The year 2018 could be termed as one of the landmark years in the history of Indian Space Science. From innovating with limited resources in the 1960s to launching a record 104 satellites in mission mode-both Indian Space Research Organisation (ISRO) and India have come a long way in this space odyssey. ISRO’s big launches in 2018 included a remote sensing earth observation satellite in the Cartosat-2 series, a GSAT-6A communication satellite, and eight navigation satellites to join the IRNSS Space Segment, GSAT-29 for communication, HysIS for earth observation and the GSAT-11 Mission with the Ariane-5 launch vehicle from France, for communication.
The latest launch was of the GSAT-7A satellite, on December 19, on-board GSLV-F11 from the Satish Dhawan Space Centre off the coast of Andhra Pradesh. The year 2018 also saw some important initiatives, including bringing in private entities to build satellites. The UR Rao Satellite Centre has signed work order contracts with different vendors, to help in the assembly, integration and testing for satellites. These firms will build 27 satellites, to be launched before 2023. These would comprise seven communication, 12 Earth observation, five navigation and three science satellites.
The year 2018 will also be remembered for ISRO crossing the milestone of lifting and putting into orbit over 250 foreign satellites bringing the total to 269 foreign satellites. There has been the sanction for a Manned ‘Gaganyaan’ Mission and the operationalization of the heaviest rocket, steps to license out lithium ion (Li) battery technology, introduction of new technologies in rockets and satellites and the decision to go ahead with the Indian Data Relay Satellite System (IDRSS), among others.

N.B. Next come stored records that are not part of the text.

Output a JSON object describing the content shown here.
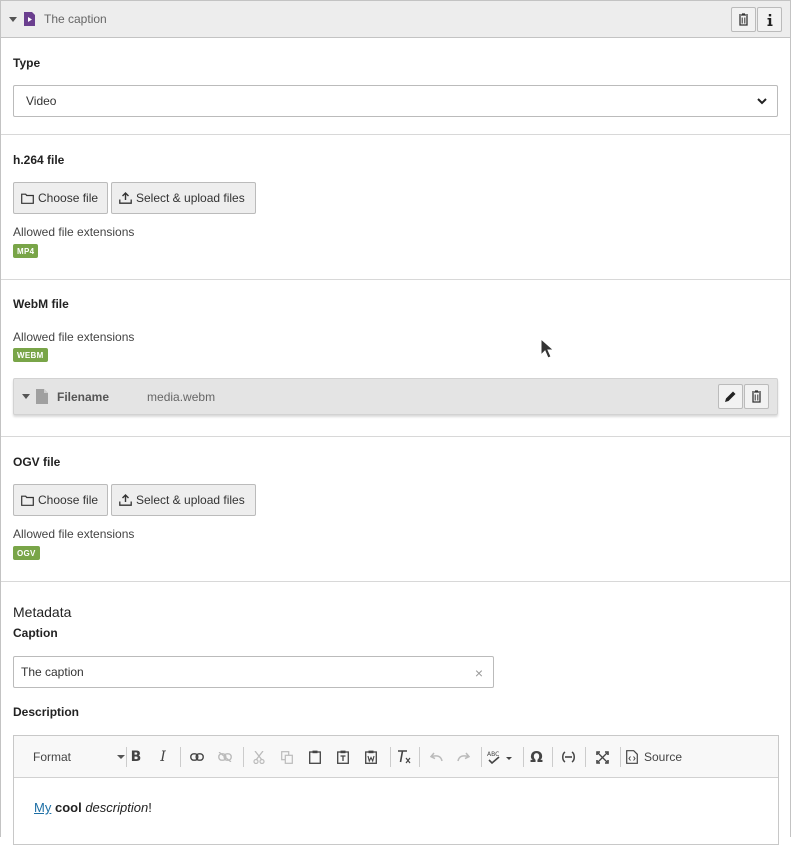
{
  "header": {
    "title": "The caption",
    "icons": [
      "delete-icon",
      "info-icon"
    ]
  },
  "type_field": {
    "label": "Type",
    "value": "Video"
  },
  "h264": {
    "label": "h.264 file",
    "choose_label": "Choose file",
    "upload_label": "Select & upload files",
    "hint": "Allowed file extensions",
    "badge": "MP4"
  },
  "webm": {
    "label": "WebM file",
    "hint": "Allowed file extensions",
    "badge": "WEBM",
    "file": {
      "label": "Filename",
      "value": "media.webm"
    }
  },
  "ogv": {
    "label": "OGV file",
    "choose_label": "Choose file",
    "upload_label": "Select & upload files",
    "hint": "Allowed file extensions",
    "badge": "OGV"
  },
  "metadata": {
    "heading": "Metadata",
    "caption_label": "Caption",
    "caption_value": "The caption",
    "description_label": "Description",
    "toolbar": {
      "format_label": "Format",
      "source_label": "Source"
    },
    "description": {
      "link": "My",
      "bold": "cool",
      "italic": "description",
      "end": "!"
    }
  },
  "colors": {
    "badge": "#79a548",
    "header_bg": "#ededed",
    "doc_icon": "#6b3f8f",
    "link": "#1d6fa5"
  }
}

Giving a major strategic boost to the Indian Air Force (IAF), ISRO on 19th December successfully launched a dedicated military communications satellite, GSAT-7A, exclusively designed for the country’s air wing to strengthen its network-centric operations. The satellite would enable the IAF to interlink different ground radar stations, ground airbase and airborne early warning and control (AWACS) aircraft. It would also help in controlling unmanned aerial vehicle (UAV) operations. From successfully orbiting the indigenous “eye-in-the-sky” Cartosat-series of remote-sensing satellites having both civilian and military applications to launching dedicated satellites for its Navy and the Air Force, India has finally achieved success in this direction.
The year 2018 also saw sanctions for infrastructure augmentation-connected and non-connected with the proposed manned mission. Indian Data Relay Satellite System (IDRSS satellites will be placed in geostationary orbit, enabling satellite to satellite communication and reducing the dependence on the ground stations. “There will be two IDRSS satellites of which one is targeted to be flown next year,” ISRO Chairman Dr. K. Sivan has said.
Prime Minister Narendra Modi on Independence Day this year had announced that by 2022, when India completes 75 years of independence, ‘an Indian would go to space with a tricolour [Indian flag] in their hands’. The pragmatic leadership of Prime Minister Modi and his commitment to take Indian Space mission to greater heights is noteworthy. Indian space scientists are not only leading critical space missions slated for the near future but also making a mark in areas such as space design. Some of the brightest ideas for new and miniature satellite designs (CubeSats) in recent years have emerged from India.
Looking forward to 2019, ISRO will also be busy with the Chandrayaan-2, India’s second moon mission slated for launch in January; flying its new Small Satellite Launch Vehicle (SSLV) rocket. Another important mission would be the launch of the two-satellite Indian Data Relay Satellite System (IDRSS), of which one will be launched in 2019. It will maintain continuous communication with India’s remote sensing/earth observation satellites and with the Geosynchronous Satellite Launch Vehicle Mark-III (GSLV Mk-III) that is planned to carry three Indian astronauts to space in 2022.
Script: Yogesh Sood, Journalist